June 24, 2012
‘Girl Thing’ Science Campaign Video Deemed Patronizing, Insulting
A video launched last week by the European Commission as part of a campaign to encouraging young women to explore careers in scientific research fields was made inaccessible to the public after being roundly criticized in the media as patronizing, offensive, and insulting.
The "Science: it's a girl thing!" campaign, officially announced by the Commission in a June 21 press release, revealed that an extra one million research workers were needed to meet their goal of increasing research and development spending to 3% of the European Union's gross domestic product by 2020.
According to a blog posted by Mark Peplow of Nature News, the first phase of the campaign, which launched Thursday in Brussels, included a website and a Facebook page featuring profiles of young female scientists, information about competitions and events, and a teaser video.
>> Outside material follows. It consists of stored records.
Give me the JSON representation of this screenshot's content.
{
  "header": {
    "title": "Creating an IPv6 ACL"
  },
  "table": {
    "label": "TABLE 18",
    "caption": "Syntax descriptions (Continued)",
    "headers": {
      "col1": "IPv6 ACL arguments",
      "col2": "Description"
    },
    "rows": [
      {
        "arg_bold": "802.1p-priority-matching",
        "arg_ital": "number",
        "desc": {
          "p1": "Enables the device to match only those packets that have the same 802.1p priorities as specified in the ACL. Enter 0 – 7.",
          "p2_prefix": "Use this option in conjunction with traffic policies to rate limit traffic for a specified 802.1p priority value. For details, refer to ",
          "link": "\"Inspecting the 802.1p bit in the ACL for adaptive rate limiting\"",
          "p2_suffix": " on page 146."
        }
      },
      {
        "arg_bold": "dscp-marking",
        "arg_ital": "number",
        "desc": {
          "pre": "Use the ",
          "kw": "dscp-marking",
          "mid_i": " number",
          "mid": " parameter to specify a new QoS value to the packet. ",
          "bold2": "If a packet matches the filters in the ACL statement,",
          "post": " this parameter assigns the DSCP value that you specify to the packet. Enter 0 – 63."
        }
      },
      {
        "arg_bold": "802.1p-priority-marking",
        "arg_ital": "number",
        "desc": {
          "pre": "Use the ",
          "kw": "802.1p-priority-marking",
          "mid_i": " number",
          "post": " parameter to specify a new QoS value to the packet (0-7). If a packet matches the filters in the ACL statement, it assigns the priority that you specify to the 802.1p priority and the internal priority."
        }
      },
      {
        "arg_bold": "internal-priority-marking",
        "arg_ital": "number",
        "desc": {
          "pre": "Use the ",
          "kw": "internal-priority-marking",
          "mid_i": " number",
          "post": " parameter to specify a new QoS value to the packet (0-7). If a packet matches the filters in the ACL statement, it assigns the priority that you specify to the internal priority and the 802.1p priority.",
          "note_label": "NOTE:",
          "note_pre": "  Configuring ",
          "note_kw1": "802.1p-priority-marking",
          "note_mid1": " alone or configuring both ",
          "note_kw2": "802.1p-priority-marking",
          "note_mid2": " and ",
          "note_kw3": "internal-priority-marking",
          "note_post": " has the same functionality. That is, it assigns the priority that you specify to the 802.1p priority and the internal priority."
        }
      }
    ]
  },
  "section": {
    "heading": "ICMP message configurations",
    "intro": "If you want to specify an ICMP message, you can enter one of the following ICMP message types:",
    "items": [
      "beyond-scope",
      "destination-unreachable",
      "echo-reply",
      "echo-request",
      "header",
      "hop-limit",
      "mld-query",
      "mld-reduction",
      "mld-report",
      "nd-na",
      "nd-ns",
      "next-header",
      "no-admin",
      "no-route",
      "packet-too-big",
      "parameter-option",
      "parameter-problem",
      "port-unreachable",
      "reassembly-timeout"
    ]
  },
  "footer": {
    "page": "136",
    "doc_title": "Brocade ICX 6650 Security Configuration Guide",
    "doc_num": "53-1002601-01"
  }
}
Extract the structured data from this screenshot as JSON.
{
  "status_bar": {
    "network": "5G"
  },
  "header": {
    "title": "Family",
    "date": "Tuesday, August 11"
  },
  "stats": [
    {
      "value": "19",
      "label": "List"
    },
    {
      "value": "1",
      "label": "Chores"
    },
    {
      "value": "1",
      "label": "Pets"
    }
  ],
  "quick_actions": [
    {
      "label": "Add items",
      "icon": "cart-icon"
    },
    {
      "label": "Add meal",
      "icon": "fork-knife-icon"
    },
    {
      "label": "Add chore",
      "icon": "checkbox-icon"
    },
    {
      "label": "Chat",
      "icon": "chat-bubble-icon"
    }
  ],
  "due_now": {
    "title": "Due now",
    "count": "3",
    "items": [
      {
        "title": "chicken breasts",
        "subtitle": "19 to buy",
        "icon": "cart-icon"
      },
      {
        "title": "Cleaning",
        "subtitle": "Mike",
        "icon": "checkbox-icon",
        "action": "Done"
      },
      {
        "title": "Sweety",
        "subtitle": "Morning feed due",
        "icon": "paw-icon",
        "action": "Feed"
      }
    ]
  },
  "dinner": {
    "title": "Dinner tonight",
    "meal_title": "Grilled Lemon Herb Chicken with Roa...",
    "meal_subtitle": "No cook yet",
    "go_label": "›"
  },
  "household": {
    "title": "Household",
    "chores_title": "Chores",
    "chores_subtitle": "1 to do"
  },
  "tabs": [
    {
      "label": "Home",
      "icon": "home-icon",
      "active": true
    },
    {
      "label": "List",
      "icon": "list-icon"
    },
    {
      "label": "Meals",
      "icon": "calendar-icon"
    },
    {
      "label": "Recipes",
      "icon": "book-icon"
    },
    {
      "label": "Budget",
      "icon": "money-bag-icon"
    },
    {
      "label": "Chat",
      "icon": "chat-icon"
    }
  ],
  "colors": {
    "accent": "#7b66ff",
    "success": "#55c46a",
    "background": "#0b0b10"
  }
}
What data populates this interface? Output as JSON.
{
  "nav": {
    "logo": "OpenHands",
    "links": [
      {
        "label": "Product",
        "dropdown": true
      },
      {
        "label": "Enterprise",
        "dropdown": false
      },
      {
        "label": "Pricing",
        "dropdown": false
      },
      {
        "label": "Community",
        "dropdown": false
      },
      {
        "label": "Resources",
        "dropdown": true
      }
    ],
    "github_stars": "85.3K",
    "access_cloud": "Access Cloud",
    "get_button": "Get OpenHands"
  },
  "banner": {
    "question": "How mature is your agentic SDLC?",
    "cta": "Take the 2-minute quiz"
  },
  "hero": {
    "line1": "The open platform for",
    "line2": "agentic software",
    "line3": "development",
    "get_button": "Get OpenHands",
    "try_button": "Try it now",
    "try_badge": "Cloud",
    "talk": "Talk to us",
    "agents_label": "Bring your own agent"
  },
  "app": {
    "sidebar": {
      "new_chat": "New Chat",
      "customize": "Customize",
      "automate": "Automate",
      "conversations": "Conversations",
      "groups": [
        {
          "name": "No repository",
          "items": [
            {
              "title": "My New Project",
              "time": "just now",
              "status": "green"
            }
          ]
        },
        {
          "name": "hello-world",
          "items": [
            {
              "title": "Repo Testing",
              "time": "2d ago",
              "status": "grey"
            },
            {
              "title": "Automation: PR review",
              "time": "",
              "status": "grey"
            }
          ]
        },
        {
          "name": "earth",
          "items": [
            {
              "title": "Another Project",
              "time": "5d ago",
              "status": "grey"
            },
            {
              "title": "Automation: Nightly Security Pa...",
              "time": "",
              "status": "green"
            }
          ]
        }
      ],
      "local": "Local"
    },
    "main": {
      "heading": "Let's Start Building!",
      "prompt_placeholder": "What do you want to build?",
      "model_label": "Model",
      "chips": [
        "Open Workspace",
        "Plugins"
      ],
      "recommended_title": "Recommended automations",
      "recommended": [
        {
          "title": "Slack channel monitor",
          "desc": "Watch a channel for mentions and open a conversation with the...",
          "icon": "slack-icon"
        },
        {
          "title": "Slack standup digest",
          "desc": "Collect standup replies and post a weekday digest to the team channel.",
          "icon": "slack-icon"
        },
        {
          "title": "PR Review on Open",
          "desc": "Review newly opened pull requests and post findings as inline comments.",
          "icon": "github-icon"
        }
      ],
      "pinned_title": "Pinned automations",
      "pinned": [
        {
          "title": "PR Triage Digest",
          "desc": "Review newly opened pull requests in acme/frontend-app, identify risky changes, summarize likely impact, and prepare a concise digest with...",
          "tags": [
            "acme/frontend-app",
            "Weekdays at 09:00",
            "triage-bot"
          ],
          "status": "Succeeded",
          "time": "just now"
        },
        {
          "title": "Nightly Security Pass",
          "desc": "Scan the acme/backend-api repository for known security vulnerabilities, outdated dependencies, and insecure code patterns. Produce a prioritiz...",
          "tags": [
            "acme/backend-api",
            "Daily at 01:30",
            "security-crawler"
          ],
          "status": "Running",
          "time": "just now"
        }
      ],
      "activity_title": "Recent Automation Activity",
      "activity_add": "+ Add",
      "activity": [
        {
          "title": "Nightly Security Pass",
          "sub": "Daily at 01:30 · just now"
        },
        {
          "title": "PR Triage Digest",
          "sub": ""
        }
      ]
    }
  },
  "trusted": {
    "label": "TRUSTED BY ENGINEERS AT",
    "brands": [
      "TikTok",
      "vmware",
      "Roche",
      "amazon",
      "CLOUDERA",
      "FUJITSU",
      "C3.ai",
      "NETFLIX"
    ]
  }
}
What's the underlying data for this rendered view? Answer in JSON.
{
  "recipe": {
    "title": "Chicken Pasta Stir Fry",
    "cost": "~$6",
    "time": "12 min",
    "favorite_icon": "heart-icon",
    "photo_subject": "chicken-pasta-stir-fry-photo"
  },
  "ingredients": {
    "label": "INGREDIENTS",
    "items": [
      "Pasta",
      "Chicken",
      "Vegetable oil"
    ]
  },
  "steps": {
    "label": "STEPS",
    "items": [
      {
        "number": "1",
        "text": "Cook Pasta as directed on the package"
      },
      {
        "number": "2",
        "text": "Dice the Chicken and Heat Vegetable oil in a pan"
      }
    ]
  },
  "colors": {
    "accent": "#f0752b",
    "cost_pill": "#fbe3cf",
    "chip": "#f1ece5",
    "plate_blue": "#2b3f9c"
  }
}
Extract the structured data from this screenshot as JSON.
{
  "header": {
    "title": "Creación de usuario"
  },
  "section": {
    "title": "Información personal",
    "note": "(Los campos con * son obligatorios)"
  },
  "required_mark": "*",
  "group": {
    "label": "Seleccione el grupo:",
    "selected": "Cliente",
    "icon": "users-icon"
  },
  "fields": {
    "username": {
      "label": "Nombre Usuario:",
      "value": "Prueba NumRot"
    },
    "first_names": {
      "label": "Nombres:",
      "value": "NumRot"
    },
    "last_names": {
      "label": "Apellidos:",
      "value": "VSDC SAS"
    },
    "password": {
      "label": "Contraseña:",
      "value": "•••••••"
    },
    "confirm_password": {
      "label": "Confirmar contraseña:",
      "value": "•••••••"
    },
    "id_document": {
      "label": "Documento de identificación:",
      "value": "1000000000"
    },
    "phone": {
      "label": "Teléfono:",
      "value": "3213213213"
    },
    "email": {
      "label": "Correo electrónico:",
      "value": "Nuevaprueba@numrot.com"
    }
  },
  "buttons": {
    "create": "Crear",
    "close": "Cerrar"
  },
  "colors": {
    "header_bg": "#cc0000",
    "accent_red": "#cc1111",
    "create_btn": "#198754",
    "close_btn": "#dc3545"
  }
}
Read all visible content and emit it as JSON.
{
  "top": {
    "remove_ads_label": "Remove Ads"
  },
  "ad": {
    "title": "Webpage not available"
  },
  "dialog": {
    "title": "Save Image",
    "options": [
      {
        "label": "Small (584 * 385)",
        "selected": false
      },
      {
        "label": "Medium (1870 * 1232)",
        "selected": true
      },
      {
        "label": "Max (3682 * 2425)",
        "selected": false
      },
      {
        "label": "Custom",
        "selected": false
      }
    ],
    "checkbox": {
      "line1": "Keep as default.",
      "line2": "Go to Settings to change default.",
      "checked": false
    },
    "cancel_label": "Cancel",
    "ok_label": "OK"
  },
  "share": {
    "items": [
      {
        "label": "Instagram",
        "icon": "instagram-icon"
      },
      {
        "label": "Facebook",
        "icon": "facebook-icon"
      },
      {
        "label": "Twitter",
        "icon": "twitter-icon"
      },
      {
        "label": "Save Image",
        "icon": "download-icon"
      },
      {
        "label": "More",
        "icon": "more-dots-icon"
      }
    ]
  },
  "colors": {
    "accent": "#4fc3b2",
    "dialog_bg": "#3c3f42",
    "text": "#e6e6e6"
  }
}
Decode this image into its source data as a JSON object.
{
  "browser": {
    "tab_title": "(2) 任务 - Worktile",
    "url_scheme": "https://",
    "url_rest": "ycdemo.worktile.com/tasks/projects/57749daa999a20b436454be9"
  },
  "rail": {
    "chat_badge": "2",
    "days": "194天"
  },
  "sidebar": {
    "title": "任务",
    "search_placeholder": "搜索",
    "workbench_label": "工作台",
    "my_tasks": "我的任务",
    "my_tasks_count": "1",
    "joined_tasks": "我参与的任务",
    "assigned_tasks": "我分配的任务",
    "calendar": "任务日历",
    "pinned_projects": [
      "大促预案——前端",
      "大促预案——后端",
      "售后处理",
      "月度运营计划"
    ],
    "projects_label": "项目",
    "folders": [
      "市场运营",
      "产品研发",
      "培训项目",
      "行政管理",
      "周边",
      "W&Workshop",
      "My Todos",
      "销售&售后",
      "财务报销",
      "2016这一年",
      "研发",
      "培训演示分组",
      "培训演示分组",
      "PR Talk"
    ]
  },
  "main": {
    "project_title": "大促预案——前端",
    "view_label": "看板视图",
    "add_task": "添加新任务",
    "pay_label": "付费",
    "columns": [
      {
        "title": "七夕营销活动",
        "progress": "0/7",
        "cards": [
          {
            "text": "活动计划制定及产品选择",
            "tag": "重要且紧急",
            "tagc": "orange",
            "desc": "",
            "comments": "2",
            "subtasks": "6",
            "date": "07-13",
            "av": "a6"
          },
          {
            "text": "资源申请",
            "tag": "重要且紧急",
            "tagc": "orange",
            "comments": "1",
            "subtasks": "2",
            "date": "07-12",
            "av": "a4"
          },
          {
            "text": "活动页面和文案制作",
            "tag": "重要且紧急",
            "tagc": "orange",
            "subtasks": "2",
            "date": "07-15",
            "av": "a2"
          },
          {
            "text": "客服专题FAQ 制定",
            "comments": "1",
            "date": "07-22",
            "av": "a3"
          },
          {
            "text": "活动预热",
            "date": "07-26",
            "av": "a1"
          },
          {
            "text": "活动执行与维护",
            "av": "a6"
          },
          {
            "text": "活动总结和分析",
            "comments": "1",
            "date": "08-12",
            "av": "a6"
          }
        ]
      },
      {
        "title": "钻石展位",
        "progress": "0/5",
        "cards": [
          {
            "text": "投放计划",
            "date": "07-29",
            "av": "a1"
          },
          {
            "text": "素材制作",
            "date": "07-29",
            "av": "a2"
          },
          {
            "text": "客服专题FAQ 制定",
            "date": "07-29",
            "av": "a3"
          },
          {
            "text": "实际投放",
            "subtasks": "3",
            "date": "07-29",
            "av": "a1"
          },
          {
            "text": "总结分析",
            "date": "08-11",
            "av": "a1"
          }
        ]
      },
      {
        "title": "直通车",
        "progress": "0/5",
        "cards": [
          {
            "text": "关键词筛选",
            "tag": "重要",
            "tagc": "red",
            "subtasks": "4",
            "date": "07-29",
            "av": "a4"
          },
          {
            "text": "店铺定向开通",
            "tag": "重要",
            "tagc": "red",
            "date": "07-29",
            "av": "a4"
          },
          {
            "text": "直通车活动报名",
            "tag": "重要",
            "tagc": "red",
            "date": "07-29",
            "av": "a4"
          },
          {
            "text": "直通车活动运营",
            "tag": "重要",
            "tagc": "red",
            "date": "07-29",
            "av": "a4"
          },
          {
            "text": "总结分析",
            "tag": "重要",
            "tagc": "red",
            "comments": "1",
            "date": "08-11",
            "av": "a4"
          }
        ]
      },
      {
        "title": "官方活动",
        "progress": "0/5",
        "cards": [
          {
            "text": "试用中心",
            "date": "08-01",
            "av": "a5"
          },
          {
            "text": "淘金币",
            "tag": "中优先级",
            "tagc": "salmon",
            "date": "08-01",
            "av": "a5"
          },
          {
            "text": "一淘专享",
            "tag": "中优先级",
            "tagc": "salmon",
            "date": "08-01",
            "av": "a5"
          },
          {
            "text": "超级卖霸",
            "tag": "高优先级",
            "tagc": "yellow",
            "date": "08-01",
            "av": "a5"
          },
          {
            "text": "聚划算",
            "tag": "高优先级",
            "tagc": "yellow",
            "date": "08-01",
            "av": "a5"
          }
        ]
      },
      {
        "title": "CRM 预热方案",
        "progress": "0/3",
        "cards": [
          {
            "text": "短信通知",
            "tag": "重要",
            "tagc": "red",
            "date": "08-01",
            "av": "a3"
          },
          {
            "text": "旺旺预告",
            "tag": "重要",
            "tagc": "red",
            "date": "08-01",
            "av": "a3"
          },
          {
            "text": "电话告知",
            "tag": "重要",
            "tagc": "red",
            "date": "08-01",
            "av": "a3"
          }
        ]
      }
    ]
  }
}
That teaser video, which focused on "a trio of women sashaying around and striking catwalk poses, choppily cut with those reassuring staples of science -- you know, safety glasses, lab coats, glassware “¦ erm, sunglasses, high heels, lipstick," wound up drawing "scathing criticisms" against it throughout the World Wide Web, Peplow wrote. He then cited commentary from Wired, New Statesman and even Twitter as evidence of some of the backlash against the video.
Likewise, Telegraph Science Correspondent Nick Collins said that the video's "pink background, lipstick-style logo and techno music soundtrack appeared to have missed the mark with viewers who branded it as 'offensive' and 'insulting' “¦ Web users viewing the minute-long video online were so shocked by its content that an EC spokesman was forced to deny it was a joke, insisting that the commission 'doesn't really do irony'."
"While the campaign's other films had drawn praise for featuring interesting and intelligent women discussing their careers in scientific research, the video took a different approach featuring three models giggling and blowing kisses against a bright neon backdrop," Collins added, pointing out that as of his press time, 51 people had "liked" the video and nearly 1,800 had "disliked" it, saying that "it contained no scientific content whatsoever, save for a handful of images of beakers, test tubes and formulas interspersed with pictures of lipstick and nail varnish."
MSNBC.com's Alan Boyle reported that the original video had been taken down by the European Commission as of 5:45pm Eastern Time on Friday, and had been replaced by a different video on the campaign's website. Furthermore, in a Twitter update, Boyle said that the group's communication's department said, "OK, scientists, we've heard you and we want to keep hearing you. Help us build a list of #realwomeninscience: https://t.co/A2LX24ym."
"That shortened Web address points to a list of Twitter accounts for female scientists," he reported. "More than 100 women are on the list so far, and it's growing by the minute. Now, that's a good thing."
Despite what appears to have been an ill-advised teaser video, the "Science: it's a girl thing!" campaign is hoping to steer teenage girls into the fields of science and technology. According to the European Commission media advisor, both boys and girls have about the same interest in and aptitude for these fields at the age of 15, but in the years that follow, a "large number of girls drop out of science, engineering and technology to pursue other subjects."
That trend is what the campaign is hoping to reverse.
"Female graduates are severely under-represented in the areas of engineering, manufacturing and construction, with women making up just 25.5% of graduates in these fields. Women are also under-represented in the areas of science, mathematics and computing, where they constitute 40.2 % of all graduates," the Commission said. "Furthermore, EU-wide, women make up only about 32% of career researchers. Most countries acknowledge that this is a problem, not only now but for the future of research. With businesses in many countries already reporting shortages of skilled workers, Europe cannot afford to waste any of its young talent."